You don’t get big by writing tests
You don’t get big by writing a lot of tests (or checks). You get big by getting stuff done with competent people that pay attention to the changes they apply. YMMV – bradfordw
I vehemently disagree with this statement for three reasons.
First, it is extremely naive. It implies that one can avoid the need for automated tests just by being an assiduous programmer. If you are the sole developer on a project, this may be true (I doubt it). Once you involve other programmers and the code is composed of different loosely coupled systems (as befits a good design), there is absolutely no way that a programmer can manually ensure that his changes are not breaking other code, even if his own code is perfect.
Second, it draws a false distinction between the behaviors of writing tests on the one hand and being competent and getting things done on the other. Yes, writing tests slow down development in the short term, and in that sense are a hindrance to ‘getting things done’. In the long run they are absolutely crucial to the health of the code base. Why? Let me count just a few of the ways.
Well designed tests help you catch many common errors (fencepost errors, typos, mixed up conditionals, overflows, underflows, etc.)

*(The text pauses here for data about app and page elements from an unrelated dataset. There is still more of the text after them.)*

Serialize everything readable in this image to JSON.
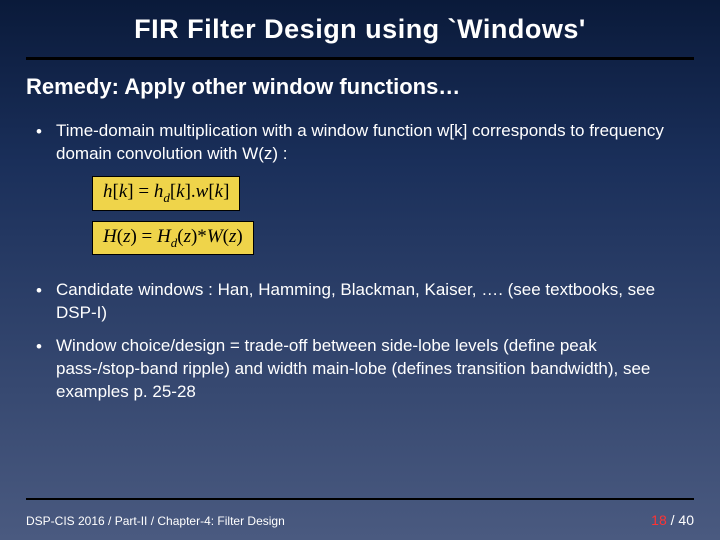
{
  "title": "FIR Filter Design using `Windows'",
  "remedy": "Remedy:  Apply other window functions…",
  "bullets": {
    "b1": "Time-domain multiplication with a window function w[k] corresponds to frequency domain convolution  with W(z) :",
    "b2": "Candidate windows : Han, Hamming, Blackman, Kaiser, …. (see textbooks, see DSP-I)",
    "b3": "Window choice/design = trade-off between side-lobe levels (define peak pass-/stop-band ripple) and width main-lobe (defines transition bandwidth), see examples p. 25-28"
  },
  "equations": {
    "eq1_plain": "h[k] = h_d[k].w[k]",
    "eq2_plain": "H(z) = H_d(z)*W(z)"
  },
  "footer": {
    "left": "DSP-CIS 2016  /  Part-II  /  Chapter-4: Filter Design",
    "page_current": "18",
    "page_sep": " / ",
    "page_total": "40"
  }
}
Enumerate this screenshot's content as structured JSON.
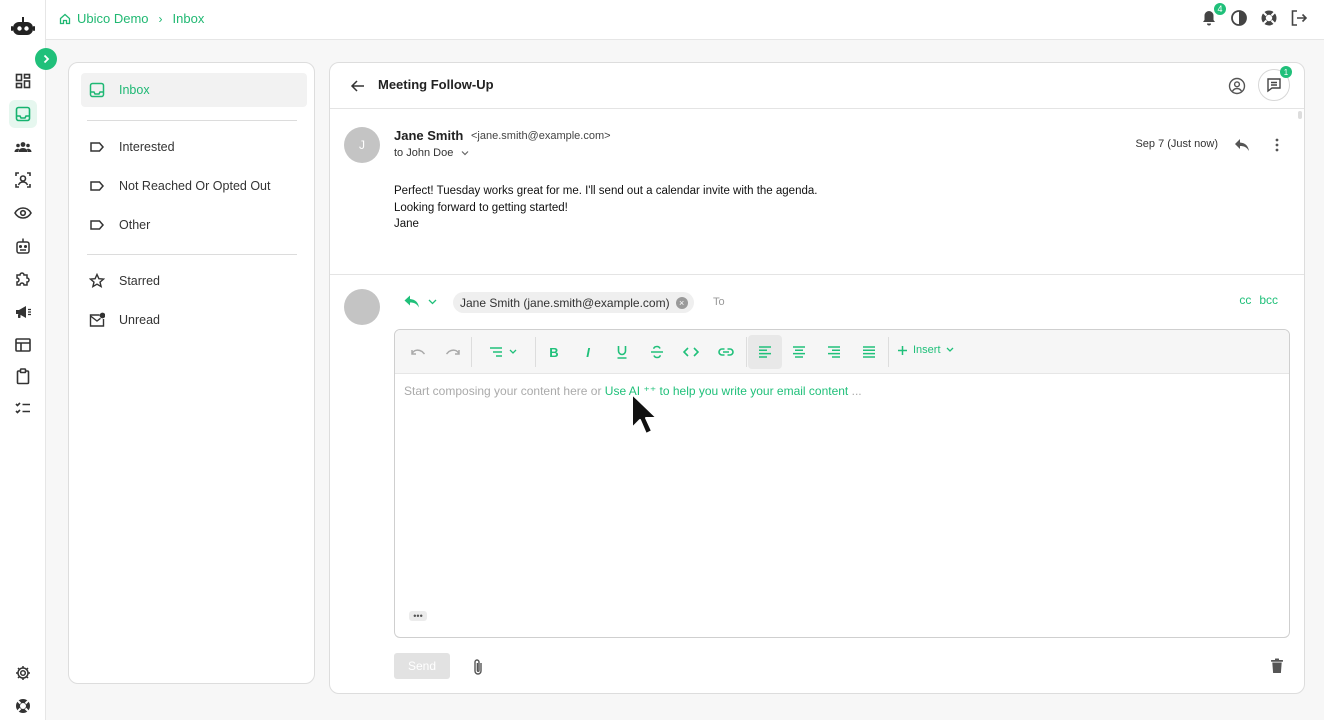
{
  "breadcrumb": {
    "workspace": "Ubico Demo",
    "current": "Inbox"
  },
  "notifications": {
    "count": "4"
  },
  "sidebar_icons": [
    "dashboard-icon",
    "inbox-icon",
    "contacts-icon",
    "prospects-icon",
    "eye-icon",
    "robot-icon",
    "extension-icon",
    "megaphone-icon",
    "table-icon",
    "clipboard-icon",
    "checklist-icon",
    "gear-icon",
    "lifebuoy-icon"
  ],
  "folders": {
    "inbox": "Inbox",
    "interested": "Interested",
    "not_reached": "Not Reached Or Opted Out",
    "other": "Other",
    "starred": "Starred",
    "unread": "Unread"
  },
  "thread": {
    "subject": "Meeting Follow-Up",
    "chat_badge": "1",
    "message": {
      "avatar_initial": "J",
      "sender_name": "Jane Smith",
      "sender_email": "<jane.smith@example.com>",
      "to": "to John Doe",
      "date": "Sep 7 (Just now)",
      "body": [
        "Perfect! Tuesday works great for me. I'll send out a calendar invite with the agenda.",
        "Looking forward to getting started!",
        "Jane"
      ]
    }
  },
  "compose": {
    "recipient": "Jane Smith (jane.smith@example.com)",
    "to_label": "To",
    "cc": "cc",
    "bcc": "bcc",
    "insert_label": "Insert",
    "placeholder_prefix": "Start composing your content here or",
    "placeholder_ai": "Use AI",
    "placeholder_suffix": "to help you write your email content",
    "placeholder_ellipsis": "...",
    "send_label": "Send"
  },
  "colors": {
    "accent": "#20c07a",
    "active_bg": "#e6f7ef"
  }
}
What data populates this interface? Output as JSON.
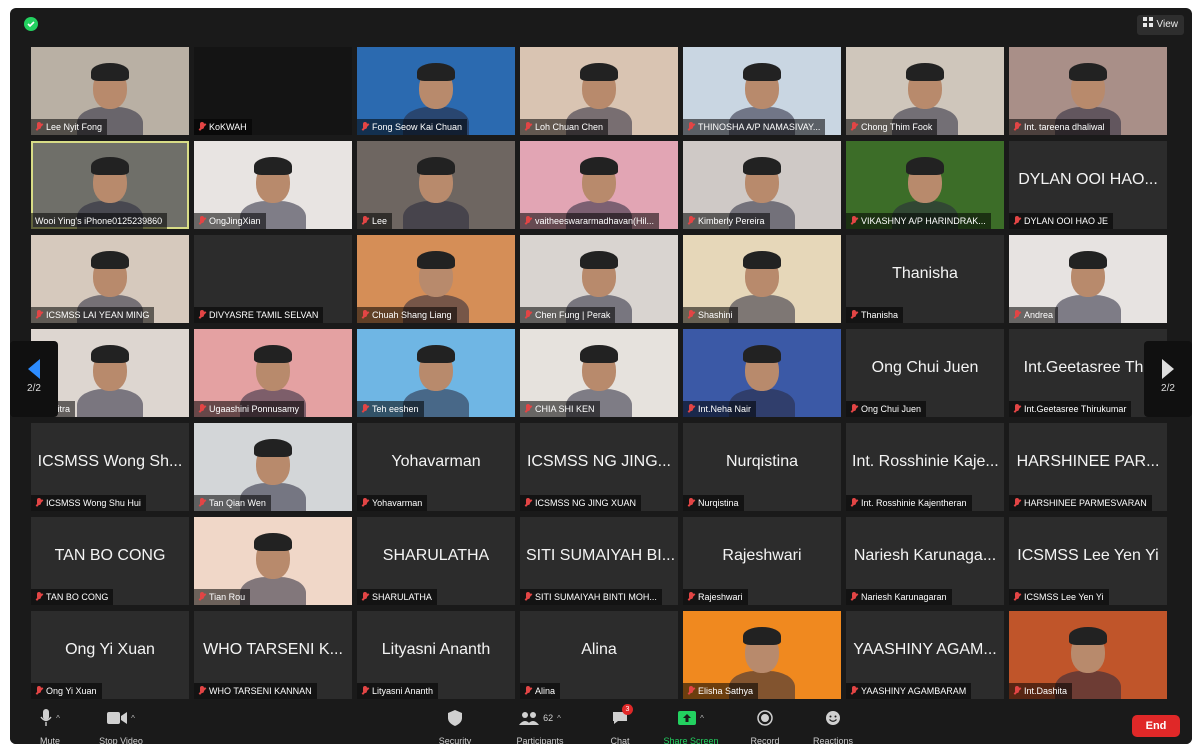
{
  "view_label": "View",
  "page_indicator": "2/2",
  "participants": [
    {
      "tag": "Lee Nyit Fong",
      "big": null,
      "bg": "#b9b0a4"
    },
    {
      "tag": "KoKWAH",
      "big": null,
      "bg": "#141414"
    },
    {
      "tag": "Fong Seow Kai Chuan",
      "big": null,
      "bg": "#2b6ab0"
    },
    {
      "tag": "Loh Chuan Chen",
      "big": null,
      "bg": "#d9c4b2"
    },
    {
      "tag": "THINOSHA A/P NAMASIVAY...",
      "big": null,
      "bg": "#c9d6e2"
    },
    {
      "tag": "Chong Thim Fook",
      "big": null,
      "bg": "#cfc6bb"
    },
    {
      "tag": "Int. tareena dhaliwal",
      "big": null,
      "bg": "#a98f88"
    },
    {
      "tag": "Wooi Ying's iPhone0125239860",
      "big": null,
      "bg": "#6f6f69"
    },
    {
      "tag": "OngJingXian",
      "big": null,
      "bg": "#e8e4e2"
    },
    {
      "tag": "Lee",
      "big": null,
      "bg": "#6e6661"
    },
    {
      "tag": "vaitheeswararmadhavan(Hil...",
      "big": null,
      "bg": "#e2a5b4"
    },
    {
      "tag": "Kimberly Pereira",
      "big": null,
      "bg": "#cfc9c6"
    },
    {
      "tag": "VIKASHNY A/P HARINDRAK...",
      "big": null,
      "bg": "#3c6d28"
    },
    {
      "tag": "DYLAN OOI HAO JE",
      "big": "DYLAN OOI HAO...",
      "bg": "#2c2c2c"
    },
    {
      "tag": "ICSMSS LAI YEAN MING",
      "big": null,
      "bg": "#d6c9bd"
    },
    {
      "tag": "DIVYASRE TAMIL SELVAN",
      "big": null,
      "bg": "#2c2c2c"
    },
    {
      "tag": "Chuah Shang Liang",
      "big": null,
      "bg": "#d58e57"
    },
    {
      "tag": "Chen Fung | Perak",
      "big": null,
      "bg": "#d9d4d0"
    },
    {
      "tag": "Shashini",
      "big": null,
      "bg": "#e6d7b9"
    },
    {
      "tag": "Thanisha",
      "big": "Thanisha",
      "bg": "#2c2c2c"
    },
    {
      "tag": "Andrea",
      "big": null,
      "bg": "#e7e3e1"
    },
    {
      "tag": "Chitra",
      "big": null,
      "bg": "#ddd6d0"
    },
    {
      "tag": "Ugaashini Ponnusamy",
      "big": null,
      "bg": "#e4a1a2"
    },
    {
      "tag": "Teh eeshen",
      "big": null,
      "bg": "#6fb6e4"
    },
    {
      "tag": "CHIA SHI KEN",
      "big": null,
      "bg": "#e6e2dd"
    },
    {
      "tag": "Int.Neha Nair",
      "big": null,
      "bg": "#3b59a6"
    },
    {
      "tag": "Ong Chui Juen",
      "big": "Ong Chui Juen",
      "bg": "#2c2c2c"
    },
    {
      "tag": "Int.Geetasree Thirukumar",
      "big": "Int.Geetasree Thir",
      "bg": "#2c2c2c"
    },
    {
      "tag": "ICSMSS Wong Shu Hui",
      "big": "ICSMSS Wong Sh...",
      "bg": "#2c2c2c"
    },
    {
      "tag": "Tan Qian Wen",
      "big": null,
      "bg": "#d3d6d8"
    },
    {
      "tag": "Yohavarman",
      "big": "Yohavarman",
      "bg": "#2c2c2c"
    },
    {
      "tag": "ICSMSS NG JING XUAN",
      "big": "ICSMSS NG JING...",
      "bg": "#2c2c2c"
    },
    {
      "tag": "Nurqistina",
      "big": "Nurqistina",
      "bg": "#2c2c2c"
    },
    {
      "tag": "Int. Rosshinie Kajentheran",
      "big": "Int. Rosshinie Kaje...",
      "bg": "#2c2c2c"
    },
    {
      "tag": "HARSHINEE PARMESVARAN",
      "big": "HARSHINEE PAR...",
      "bg": "#2c2c2c"
    },
    {
      "tag": "TAN BO CONG",
      "big": "TAN BO CONG",
      "bg": "#2c2c2c"
    },
    {
      "tag": "Tian Rou",
      "big": null,
      "bg": "#f0d7c8"
    },
    {
      "tag": "SHARULATHA",
      "big": "SHARULATHA",
      "bg": "#2c2c2c"
    },
    {
      "tag": "SITI SUMAIYAH BINTI MOH...",
      "big": "SITI SUMAIYAH BI...",
      "bg": "#2c2c2c"
    },
    {
      "tag": "Rajeshwari",
      "big": "Rajeshwari",
      "bg": "#2c2c2c"
    },
    {
      "tag": "Nariesh Karunagaran",
      "big": "Nariesh Karunaga...",
      "bg": "#2c2c2c"
    },
    {
      "tag": "ICSMSS Lee Yen Yi",
      "big": "ICSMSS Lee Yen Yi",
      "bg": "#2c2c2c"
    },
    {
      "tag": "Ong Yi Xuan",
      "big": "Ong Yi Xuan",
      "bg": "#2c2c2c"
    },
    {
      "tag": "WHO TARSENI KANNAN",
      "big": "WHO TARSENI K...",
      "bg": "#2c2c2c"
    },
    {
      "tag": "Lityasni Ananth",
      "big": "Lityasni Ananth",
      "bg": "#2c2c2c"
    },
    {
      "tag": "Alina",
      "big": "Alina",
      "bg": "#2c2c2c"
    },
    {
      "tag": "Elisha Sathya",
      "big": null,
      "bg": "#f0891f"
    },
    {
      "tag": "YAASHINY AGAMBARAM",
      "big": "YAASHINY AGAM...",
      "bg": "#2c2c2c"
    },
    {
      "tag": "Int.Dashita",
      "big": null,
      "bg": "#c0552a"
    }
  ],
  "toolbar": {
    "mute": "Mute",
    "stop_video": "Stop Video",
    "security": "Security",
    "participants": "Participants",
    "participants_count": "62",
    "chat": "Chat",
    "chat_badge": "3",
    "share_screen": "Share Screen",
    "record": "Record",
    "reactions": "Reactions",
    "end": "End"
  },
  "colors": {
    "share_green": "#23d160",
    "end_red": "#e02828",
    "active_border": "#d8dc86",
    "nav_blue": "#2d8cff"
  }
}
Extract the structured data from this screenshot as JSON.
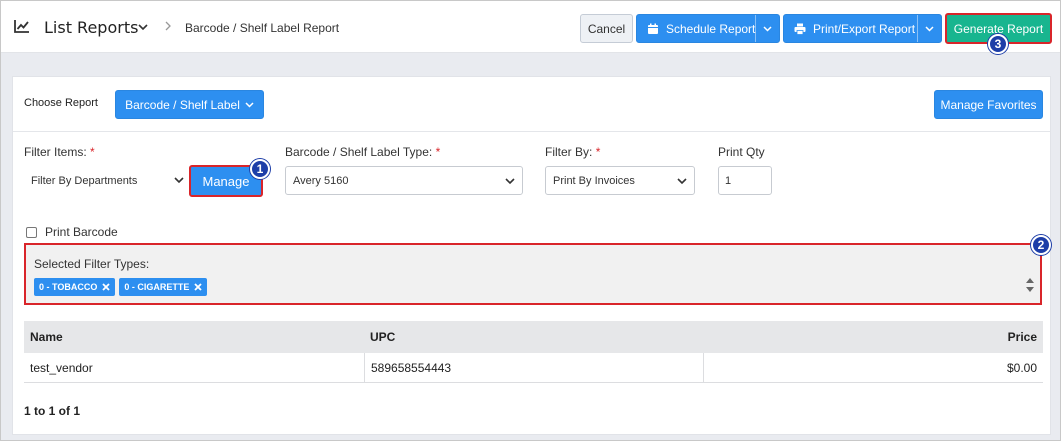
{
  "header": {
    "title": "List Reports",
    "current": "Barcode / Shelf Label Report",
    "cancel_label": "Cancel",
    "schedule_label": "Schedule Report",
    "print_label": "Print/Export Report",
    "generate_label": "Generate Report"
  },
  "choose": {
    "label": "Choose Report",
    "value": "Barcode / Shelf Label",
    "favorites_label": "Manage Favorites"
  },
  "filters": {
    "items_label": "Filter Items:",
    "items_value": "Filter By Departments",
    "manage_label": "Manage",
    "type_label": "Barcode / Shelf Label Type:",
    "type_value": "Avery 5160",
    "by_label": "Filter By:",
    "by_value": "Print By Invoices",
    "qty_label": "Print Qty",
    "qty_value": "1",
    "required_mark": "*"
  },
  "print_barcode_label": "Print Barcode",
  "selected_filters": {
    "title": "Selected Filter Types:",
    "tags": [
      "0 - TOBACCO",
      "0 - CIGARETTE"
    ]
  },
  "table": {
    "columns": [
      "Name",
      "UPC",
      "Price"
    ],
    "rows": [
      {
        "name": "test_vendor",
        "upc": "589658554443",
        "price": "$0.00"
      }
    ]
  },
  "pager": "1 to 1 of 1",
  "badges": [
    "1",
    "2",
    "3"
  ],
  "colors": {
    "primary": "#2d8ff0",
    "success": "#18b58f",
    "highlight": "#d9252a",
    "badge": "#1d3ea8"
  }
}
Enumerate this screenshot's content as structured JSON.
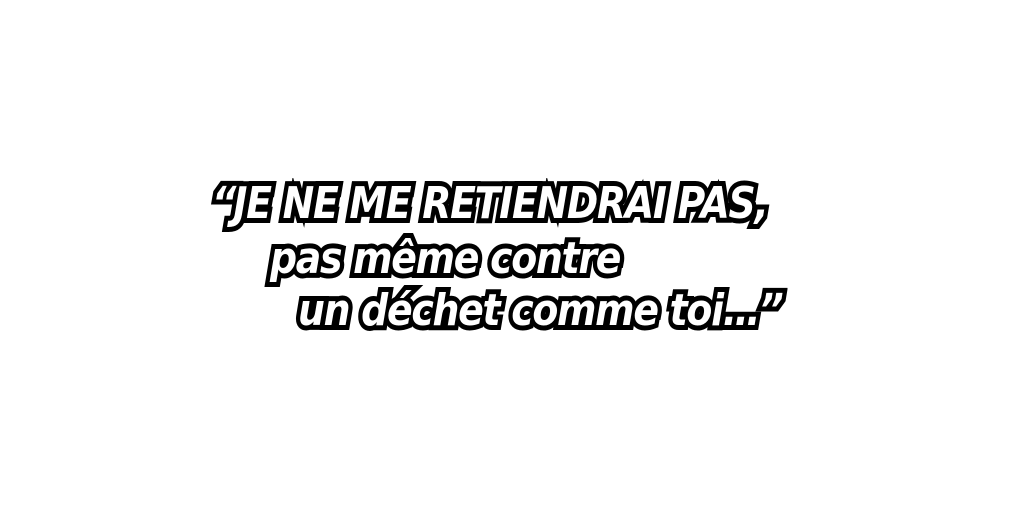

Tests provide good documentation in the form of usages of your code to clients.
By coding tests which exercise the contract (external API) of your class, you have a safety net for refactoring and improving it. You can swap algorithms, data structures, etc., while having some assurance that your code still performs correctly.
Tests allow you to prevent regressions. If you fix a bug once, you can add the code that exercises that failure condition to the test suite and ensure that it does not creep back in with future maintenance.
While some of this may be possible to verify manually each time, it is incredibly wasteful of engineering time and talent. Something as important as software testing and verification should not be left up to manual tests.
Third, and perhaps most importantly, it is patently false. Large companies have many thousands (millions?) of tests. The bigger the reach of software, the more potential cost a software error can have, and thus the more engineering effort is spent towards alleviating that risk. The larger the software becomes, the less possible it is for a single person to understand the entire the system and to know all the possible repercussions of a change to his code.
I don’t know if the original poster was trolling or not, but it gave me a chance to collect some thoughts I’ve had about testing. When I was in college, I barely wrote tests of any kind unless they were explicitly required. The coding I did was mostly for projects that were completed in a week, submitted, and never seen again. After I joined the Northern Bites robotics team, I started working with a real, 100K+ SLOC code base that had evolved over years. There it was immediately drilled into my head the importance of testing. The fact that multiple people touched the same module, and that the same module might outlive your time on the team by years, made it absolutely crucial to test thoroughly.
It was also crucial to save time. We worked with Sony AIBO robots, and to put the new code on them involved cross compiling, putting the code on a memory stick, turning off the robot, inserting the stick, rebooting the robot, then waiting for the code to turn on. This easily took a minute or two each time. The more of the testing that could be performed automatically in software via unit tests and integration tests, the less time I had to spend in the painful compile/execute/debug cycle using actual robots.
Once I got to my first job, I mostly did software prototyping, meaning the quality of the code did not have to be incredibly high – they were proofs of concept, and were not intended for production. Nevertheless, I took with me the lessons I learned from the robotics team, and found that writing unit tests up front really did save a lot of time in the long run. Just as with the robots, it’s a lot faster to exercise the system via repeatable, automated tests rather than manually launching an app and verifying behavior.
I’ve since moved on and spent the last two years at a very large tech company, I am absolutely convinced of the efficacy and importance of automated tests. The smallest change can have unintended consequences, even when that code change is reviewed and signed off by other engineers. For instance, we recently had a case where someone changed a single flag to the empty string and it ended up breaking an entire pipeline in production. It was only configuration that was being changed, not code proper, yet it took down the system. Had there been a test that exercised the handling of the empty string, we would have prevented many hours of wasted effort. This sort of thing happens even with extremely smart, talented, conscientious people. I shudder to think how code bases devolve with only manual tests.
I’ve heard the expression ‘you play how you practice’, and it applies equally well to sports, music, and coding. The sooner you learn the importance of testing, the better. Even on my hobby projects, I will rarely write a line of code without starting with the tests. I encourage anyone reading this to do the same. The original poster claims that you don’t get big by writing tests. In my mind, you don’t get anywhere without writing tests.